DANVILLE, W.Va. - Access to high-speed Internet services for more rural West Virginians took a major step forward today with two announcements from Verizon that will help meet the challenges of delivering broadband services to rural communities across the Mountain State.
At a news conference this morning at the Danville Community Center, Verizon West Virginia President H. Stan Cavendish was joined by West Virginia Gov. Joe Manchin III and Sen. Jay Rockefeller, D-W.Va., as well as a representative from the office of Rep. Nick Rahall, D-W.Va., Boone County officials and several West Virginia administration members.
Cavendish announced that under an agreement with Verizon, Connected Nation - a nonprofit organization dedicated to connecting people to technology - will map the state's broadband availability and help develop a comprehensive approach to expanding high-speed Internet services in unserved rural areas of the state.
Cavendish also announced that Verizon West Virginia has greatly expanded the number of sites it will equip for high-speed Internet service this year. These sites will serve more than 100 rural communities in Verizon's West Virginia service area.
In addition, the company is developing plans to further accelerate its broadband deployment in 2008.
"Our performance demonstrates that Verizon is genuinely committed to broadband deployment in West Virginia's rural communities," said Cavendish. "Widely available broadband Internet access is critical for education, health care, public safety, business competitiveness and community development."
The announcements complement the governor's goal of extending broadband availability to all West Virginians by 2010.
"If we want our citizens to be technologically equal to others in the world - and our state to be economically competitive - it is crucial that they have broadband access," said Manchin. "This partnership with Connected Nation and Verizon's increased broadband investment this year will help keep West Virginia on track to reach its goal."
Rockefeller, who earlier this year introduced a resolution in the U.S. Senate calling for a nationwide plan to extend next-generation broadband to all Americans, said, "As broadband expands, so do our possibilities. High-speed Internet is now essential for our health care system, our educational opportunities, and our economy, especially in rural areas. We need to provide everyone with the benefits that a powerful broadband network can bring, and mapping creates the foundation for making that a reality here in West Virginia."
Rahall, who represents the 3rd Congressional District of West Virginia and is a strong advocate for using technology to improve the state's economic base, said, "Getting broadband to our most rural communities isn't just a West Virginia issue. It's a challenge that we face throughout rural America. I couldn't be happier that this effort to bring broadband access to some of our nation's most rural communities will begin in Danville."
The Connected Nation team, with Verizon's support and working in cooperation with other broadband providers, will develop an accurate picture of current broadband deployment across West Virginia. Specifically, Connected Nation will produce detailed county-by-county maps of the state's broadband inventory and service gaps, using the state's geographic information system (GIS) mapping technology, which was developed for enhanced 911/public safety location databases. These maps will provide the foundation for finding broadband solutions in areas of the state that lack broadband technology.
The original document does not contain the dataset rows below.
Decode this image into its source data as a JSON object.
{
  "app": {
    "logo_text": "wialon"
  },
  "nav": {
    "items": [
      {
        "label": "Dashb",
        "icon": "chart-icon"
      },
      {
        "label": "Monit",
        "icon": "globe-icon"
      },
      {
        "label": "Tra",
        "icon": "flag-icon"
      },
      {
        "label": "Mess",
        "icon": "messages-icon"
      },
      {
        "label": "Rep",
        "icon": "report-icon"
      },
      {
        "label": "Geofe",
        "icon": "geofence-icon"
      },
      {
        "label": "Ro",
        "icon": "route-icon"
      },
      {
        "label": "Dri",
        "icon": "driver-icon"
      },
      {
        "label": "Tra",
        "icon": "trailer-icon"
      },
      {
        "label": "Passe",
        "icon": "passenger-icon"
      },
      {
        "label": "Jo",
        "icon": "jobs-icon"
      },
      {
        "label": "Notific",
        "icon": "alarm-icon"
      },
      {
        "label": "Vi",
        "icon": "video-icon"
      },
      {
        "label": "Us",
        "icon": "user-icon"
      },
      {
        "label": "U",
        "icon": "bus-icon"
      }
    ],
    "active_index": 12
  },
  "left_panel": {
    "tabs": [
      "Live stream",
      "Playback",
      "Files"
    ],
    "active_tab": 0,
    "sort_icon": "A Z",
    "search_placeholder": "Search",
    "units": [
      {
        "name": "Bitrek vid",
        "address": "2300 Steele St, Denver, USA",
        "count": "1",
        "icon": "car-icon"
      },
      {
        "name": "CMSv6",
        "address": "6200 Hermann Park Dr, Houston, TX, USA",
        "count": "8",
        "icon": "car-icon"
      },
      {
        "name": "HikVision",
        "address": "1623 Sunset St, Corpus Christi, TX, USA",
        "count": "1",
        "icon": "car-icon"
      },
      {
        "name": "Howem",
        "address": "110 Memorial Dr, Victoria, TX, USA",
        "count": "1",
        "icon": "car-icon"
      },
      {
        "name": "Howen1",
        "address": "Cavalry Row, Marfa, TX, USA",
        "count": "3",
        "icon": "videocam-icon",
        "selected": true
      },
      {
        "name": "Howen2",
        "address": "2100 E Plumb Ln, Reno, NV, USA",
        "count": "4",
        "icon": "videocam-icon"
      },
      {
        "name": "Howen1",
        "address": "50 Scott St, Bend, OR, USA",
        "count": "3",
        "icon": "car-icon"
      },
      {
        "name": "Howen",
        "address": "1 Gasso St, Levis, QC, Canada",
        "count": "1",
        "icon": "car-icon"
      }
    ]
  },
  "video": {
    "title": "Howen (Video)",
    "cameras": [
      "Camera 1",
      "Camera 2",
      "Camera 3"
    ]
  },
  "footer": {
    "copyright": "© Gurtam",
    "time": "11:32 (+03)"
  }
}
Connected Nation, which has an excellent track record in expanding broadband in Kentucky and is now operating in a number of other states, works with community leaders and technology providers to identify and leverage resources from the public and private sectors for local technology planning, significantly improved broadband use and greater computer literacy.
"We look forward to working with Verizon to bring the benefits of broadband services to more rural West Virginians," said Brian Mefford, president and CEO of Connected Nation. "Through this partnership, Connected Nation will work to introduce broadband technology to previously unserved communities, boost economic development and improve the quality of life for rural West Virginians."
Verizon, West Virginia's leading provider of broadband services, has upgraded all of its 142 central switching offices in the state with high-speed DSL (digital subscriber line) technology. In addition, the company expects to have equipped 260 remote facilities with DSL technology by the end of 2007, predominantly in rural areas.
Verizon's accelerated deployment will hasten the availability of affordable high-speed Internet access in rural areas. For example, by the end of next year Verizon expects to have high-speed Internet service available to nearly 90 percent of homes and businesses in rural Boone County.
Cavendish said, "Our collaboration with Connected Nation is the right solution at this crucial time, but it's only a beginning. The governor's goal is ambitious, and Verizon is stepping up to the challenge. We encourage other technology companies to join in."
Verizon Communications Inc. (NYSE:VZ), headquartered in New York, is a leader in delivering broadband and other wireline and wireless communication innovations to mass market, business, government and wholesale customers. Verizon Wireless operates America's most reliable wireless network, serving more than 62 million customers nationwide. Verizon's Wireline operations include Verizon Business, which delivers innovative and seamless business solutions to customers around the world, and Verizon Telecom, which brings customers the benefits of converged communications, information and entertainment services over the nation's most advanced fiber-optic network. A Dow 30 company, Verizon has a diverse workforce of more than 238,000 and last year generated consolidated operating revenues of more than $88 billion. For more information, visit www.verizon.com.